Elimination of early elective deliveries requires effort on behalf of physicians, nurses and hospital leaders. Successful implementation of a 39 week induction program can only come from a commitment to providing care that is patient-centered and safe.
The MPQC is a cooperative voluntary program involving Massachusetts maternity facilities and key perinatal stakeholders, designed to promote the sharing of best practices of care. The collaborative is comprised of representatives from the 46 birthing hospitals in the state including, but not limited to Chairs of Obstetrics, Clinical Nurse Mangers, Quality Improvement professionals, and other clinical staff; Representatives from the Massachusetts Department of Health, including Office of Data Translation and Medical Director; Insurers and other stakeholders. The March of Dimes provides administrative support, direction, and financial support to the collaborative.
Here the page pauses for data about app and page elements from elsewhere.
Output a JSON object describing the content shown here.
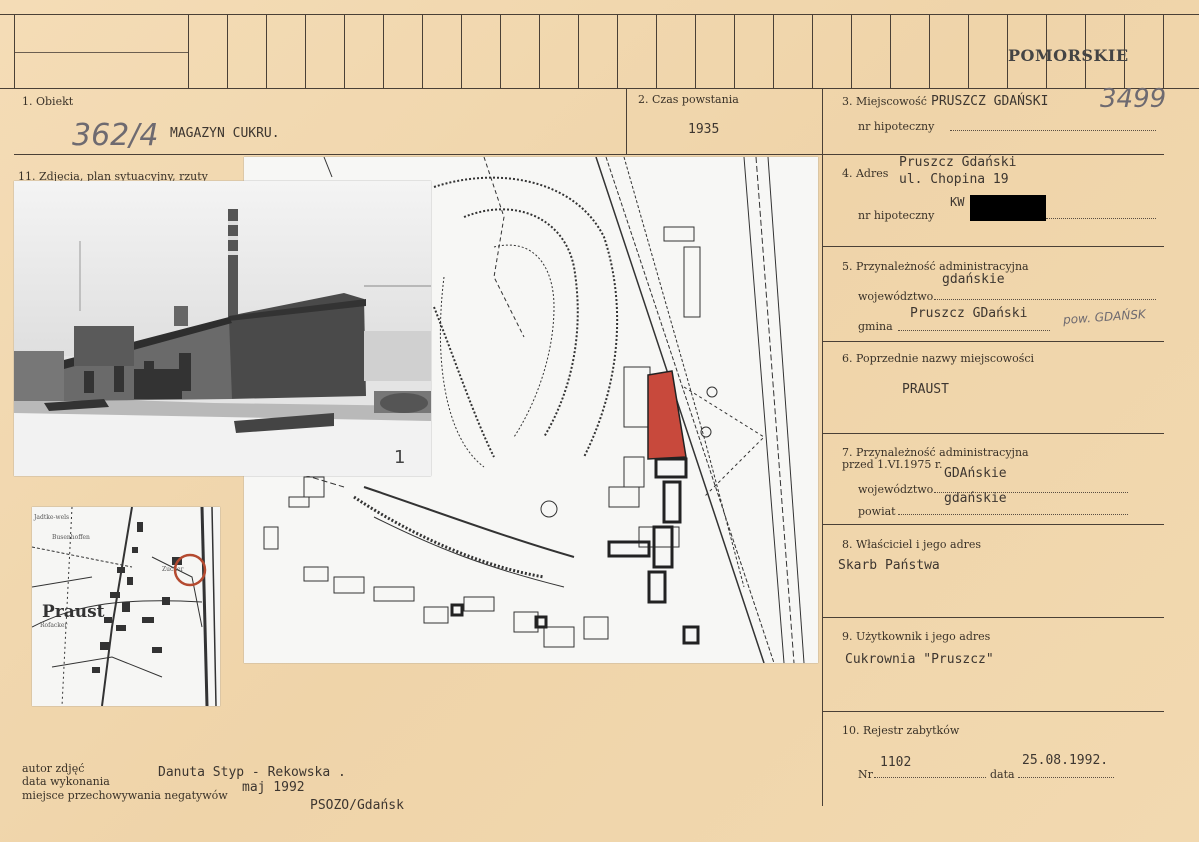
{
  "header": {
    "region_stamp": "POMORSKIE"
  },
  "field1": {
    "label": "1.  Obiekt",
    "catalog_number": "362/4",
    "object_name": "MAGAZYN CUKRU."
  },
  "field2": {
    "label": "2.  Czas powstania",
    "value": "1935"
  },
  "field3": {
    "label": "3.  Miejscowość",
    "place": "PRUSZCZ  GDAŃSKI",
    "mortgage_label": "nr  hipoteczny",
    "handwritten_number": "3499"
  },
  "field4": {
    "label": "4.  Adres",
    "address_line1": "Pruszcz Gdański",
    "address_line2": "ul. Chopina 19",
    "mortgage_label": "nr  hipoteczny",
    "mortgage_prefix": "KW"
  },
  "field5": {
    "label": "5.  Przynależność  administracyjna",
    "voivodeship_label": "województwo",
    "voivodeship": "gdańskie",
    "commune_label": "gmina",
    "commune": "Pruszcz GDański",
    "handwritten_note": "pow. GDAŃSK"
  },
  "field6": {
    "label": "6.  Poprzednie  nazwy  miejscowości",
    "value": "PRAUST"
  },
  "field7": {
    "label_line1": "7.  Przynależność  administracyjna",
    "label_line2": "przed  1.VI.1975 r.",
    "voivodeship_label": "województwo",
    "voivodeship": "GDAńskie",
    "district_label": "powiat",
    "district": "gdańskie"
  },
  "field8": {
    "label": "8.  Właściciel i jego adres",
    "value": "Skarb Państwa"
  },
  "field9": {
    "label": "9.  Użytkownik  i jego adres",
    "value": "Cukrownia \"Pruszcz\""
  },
  "field10": {
    "label": "10.  Rejestr  zabytków",
    "nr_label": "Nr",
    "nr": "1102",
    "date_label": "data",
    "date": "25.08.1992."
  },
  "field11": {
    "label": "11.  Zdjęcia,  plan  sytuacyjny,  rzuty",
    "photo_mark": "1"
  },
  "old_map": {
    "town_label": "Praust"
  },
  "footer": {
    "author_label": "autor  zdjęć",
    "date_label": "data  wykonania",
    "location_label": "miejsce  przechowywania  negatywów",
    "author": "Danuta Styp - Rekowska .",
    "date": "maj 1992",
    "location": "PSOZO/Gdańsk"
  },
  "colors": {
    "card": "#f1d9b2",
    "ink": "#3a3228",
    "highlight": "#c8493c"
  }
}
As of September 2014 the MPQC is one of six Perinatal Quality Collaboratives that was awarded the CDC State Based Perinatal Quality Collaborative grant awards. The MPQC hosts semi-annual summits and collaborative calls between summits.
These recommendations represent a core set of clinical guidelines for average-risk patients from the general population. The guidelines should not supplant clinical judgment or the needs of individual patients. These guidelines are intended as quality-practice recommendations and are not intended as a description of benefits, conditions of payment, or any other legal requirements of any particular health plan or payer. Each health plan or payer makes its own determination of coverage and benefits. In the event that these practice recommendations are inconsistent with any applicable laws or regulations, such laws or regulations take precedence.
Early Elective Delivery (EED)
Approximately 4 million births occur in the United States yearly (Martin et al., 2015). An early elective delivery is a delivery performed for a nonmedical reason prior to 39 weeks of gestational age (ACOG, 2013). In the U.S., approximately 10-15 percent of all births are performed early without a medical reason (Clark et al., 2009). Additionally, nearly 9 percent of U.S. births that are paid for by Medicaid are early elective deliveries (Flowler et al., 2014). A survey of insured women found that 92.4 percent of women reported that giving birth before 39 weeks was safe (Goldenbery et al., 2009). Infants delivered prior to 39 weeks without medical reason are at an increased risk of lower brain mass (March of Dimes, 2012), low birth weight (Donahue et al., 2010), feeding problems (Wang et al., 2004), respiratory distress syndrome (Hibbard et al., 2010) and longer hospital stays (Kowlessar, Jiang, & Steiner, 2013).